Upgrading the Deck
In terms of upgradability, the number of cards that come in at a low price and can easily slot into this deck is rather high. As well, most players will be able to tune this into whatever kind of spellslinger deck they’d like to. If you want to storm off with this deck, it has the tools to help enable that. Do you want to never have to play on your own turn? Throw in a Leyline of Anticipation for those pesky creature cards and go to town. There are a lot of different ways to build this deck so let’s take a look at the general value upgrade path.
While there are some notable exclusions for budget reasons like Primal Amulet, this is a much more efficient list that will be able to much more consistent play on curve while casting spells during each opponent’s turn to take as much advantage of the Commander as the deck can.
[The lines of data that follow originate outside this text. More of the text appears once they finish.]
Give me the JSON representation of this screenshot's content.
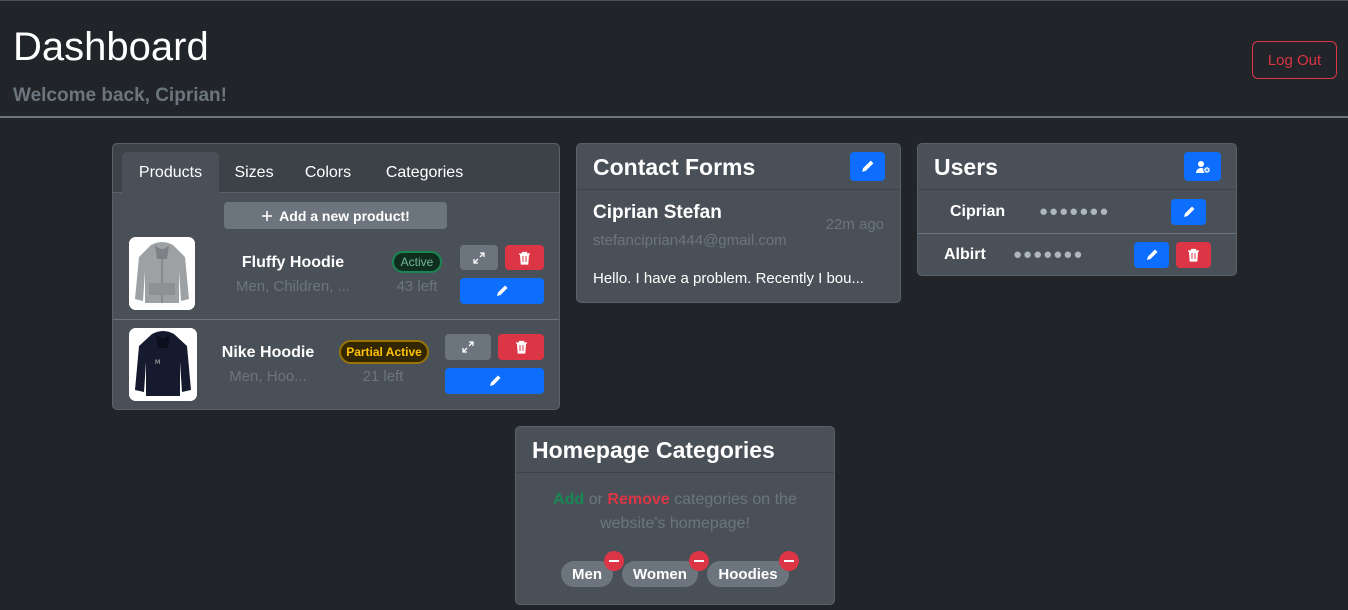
{
  "header": {
    "title": "Dashboard",
    "welcome": "Welcome back, Ciprian!",
    "logout_label": "Log Out"
  },
  "products_card": {
    "tabs": [
      {
        "label": "Products",
        "active": true
      },
      {
        "label": "Sizes",
        "active": false
      },
      {
        "label": "Colors",
        "active": false
      },
      {
        "label": "Categories",
        "active": false
      }
    ],
    "add_label": "Add a new product!",
    "items": [
      {
        "name": "Fluffy Hoodie",
        "categories": "Men, Children, ...",
        "status": "Active",
        "stock": "43 left",
        "image": "gray-hoodie"
      },
      {
        "name": "Nike Hoodie",
        "categories": "Men, Hoo...",
        "status": "Partial Active",
        "stock": "21 left",
        "image": "black-hoodie"
      }
    ]
  },
  "contact_forms": {
    "title": "Contact Forms",
    "entries": [
      {
        "name": "Ciprian Stefan",
        "email": "stefanciprian444@gmail.com",
        "time": "22m ago",
        "message": "Hello. I have a problem. Recently I bou..."
      }
    ]
  },
  "users": {
    "title": "Users",
    "list": [
      {
        "name": "Ciprian",
        "password_mask": "●●●●●●●",
        "deletable": false
      },
      {
        "name": "Albirt",
        "password_mask": "●●●●●●●",
        "deletable": true
      }
    ]
  },
  "homepage_categories": {
    "title": "Homepage Categories",
    "add_word": "Add",
    "or_word": " or ",
    "remove_word": "Remove",
    "rest_text": " categories on the website's homepage!",
    "chips": [
      "Men",
      "Women",
      "Hoodies"
    ]
  },
  "colors": {
    "background": "#212529",
    "card": "#495057",
    "primary": "#0d6efd",
    "danger": "#dc3545",
    "success": "#198754",
    "warning": "#ffc107",
    "muted": "#6c757d"
  },
  "icons": [
    "pencil-icon",
    "trash-icon",
    "expand-icon",
    "plus-icon",
    "user-plus-icon",
    "minus-circle-icon"
  ]
}
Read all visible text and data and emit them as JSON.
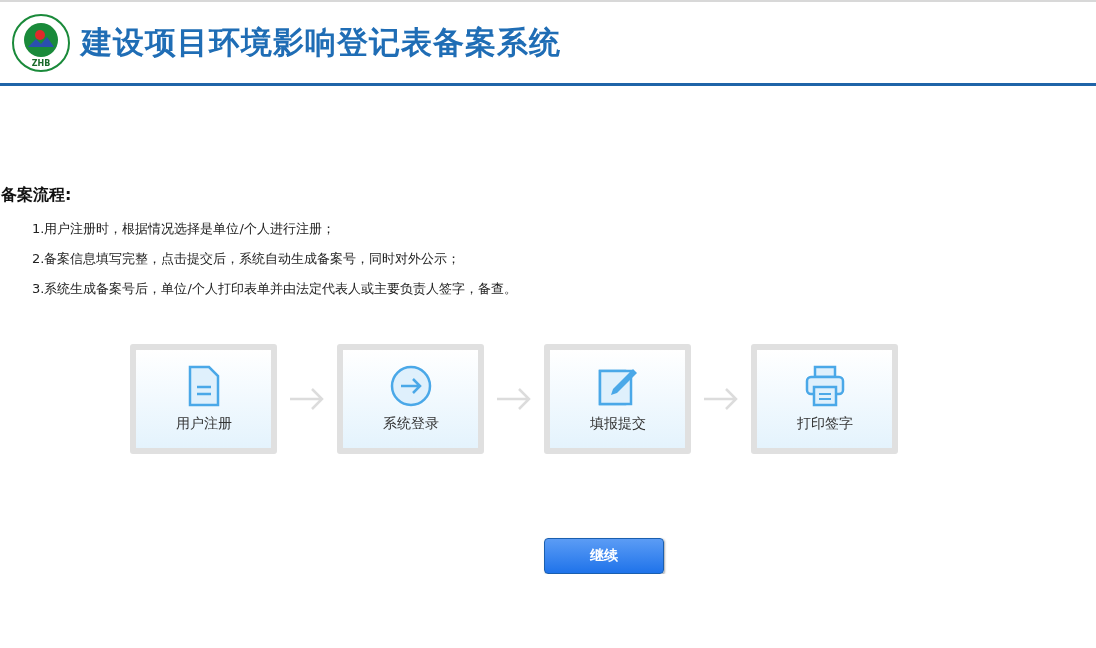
{
  "header": {
    "logo_text": "ZHB",
    "title": "建设项目环境影响登记表备案系统"
  },
  "process": {
    "heading": "备案流程:",
    "items": [
      "1.用户注册时，根据情况选择是单位/个人进行注册；",
      "2.备案信息填写完整，点击提交后，系统自动生成备案号，同时对外公示；",
      "3.系统生成备案号后，单位/个人打印表单并由法定代表人或主要负责人签字，备查。"
    ]
  },
  "steps": [
    {
      "kind": "document",
      "label": "用户注册"
    },
    {
      "kind": "login",
      "label": "系统登录"
    },
    {
      "kind": "edit",
      "label": "填报提交"
    },
    {
      "kind": "print",
      "label": "打印签字"
    }
  ],
  "continue_button": "继续"
}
One of the key pieces missing in the precon is the ability to tap Kalamax without risking that they die in combat which this list looks to rectify. The inclusion of cards like Paradise Mantle, Cryptolith Rite, Ral Zarek and Survivor’s Encampment are explicitly for this reason. They may not be powerful cards on their own, but they enable the commander efficiently while ramping or fixing the mana in the deck. As well, I’ve put the available temples into the deck as the mana base just really needs better lands that tap for different colours. Being able to scry with our lands will help the deck's consistency while fixing our mana.
A key exclusion from the cards that have been added to the deck is Nexus of Fate. This card is just insane in the list and if you play in a community that is accepting of extra turn spells, this is perhaps one of the strongest upgrades you can have for this Commander. Being able to take two (or more) extra turns with little to no setup is an incredibly powerful effect that will elevate this deck to a much higher power level. Once you begin putting more money into the deck, Nexus of Fate is an auto-include.
The curve of the deck has also been drastically lowered. Taking advantage of spells like Brainstorm, Opt and Thrill of Possibility will help this deck smooth out a lot of its draws while also being high-value cards when your Commander is finally on the field and enabled. Being able to just use one or two mana per opponent's turn on instants while drawing 2+ cards seems extremely powerful. As well Lightning Bolt is a generally undervalued card in the format made even better by being able to copy it for easy value while being a reasonably budget inclusion. As mentioned above, this card takes a lot of good cards and makes them so much better.
The deck offers several clear paths for upgrades and has a pair of wonderful partners inside the deck that we can expect to be interesting and well-designed Commanders. The reprints and overall value of the deck are pleasing with a couple solid new cards being added to the format. The deck has some issues with its mana curve out of the box and can have trouble enabling the commander but has enough powerful plays to keep it playable. The deck can be upgraded to a much higher power level on a rather low budget making it an approachable deck for both new and old players. Not quite the quality of the Jeskai deck, but this deck is definitely another hit in this set and we can all look forward to some lovely new Temur spellslinger decks coming out of this.
Next up, we’ll be reducing our spell count in favour of making a board full of Human tokens in the Mardu deck ‘Ruthless Regiment.’ Let’s see if this set of commander decks can end strong with a go wide creature deck!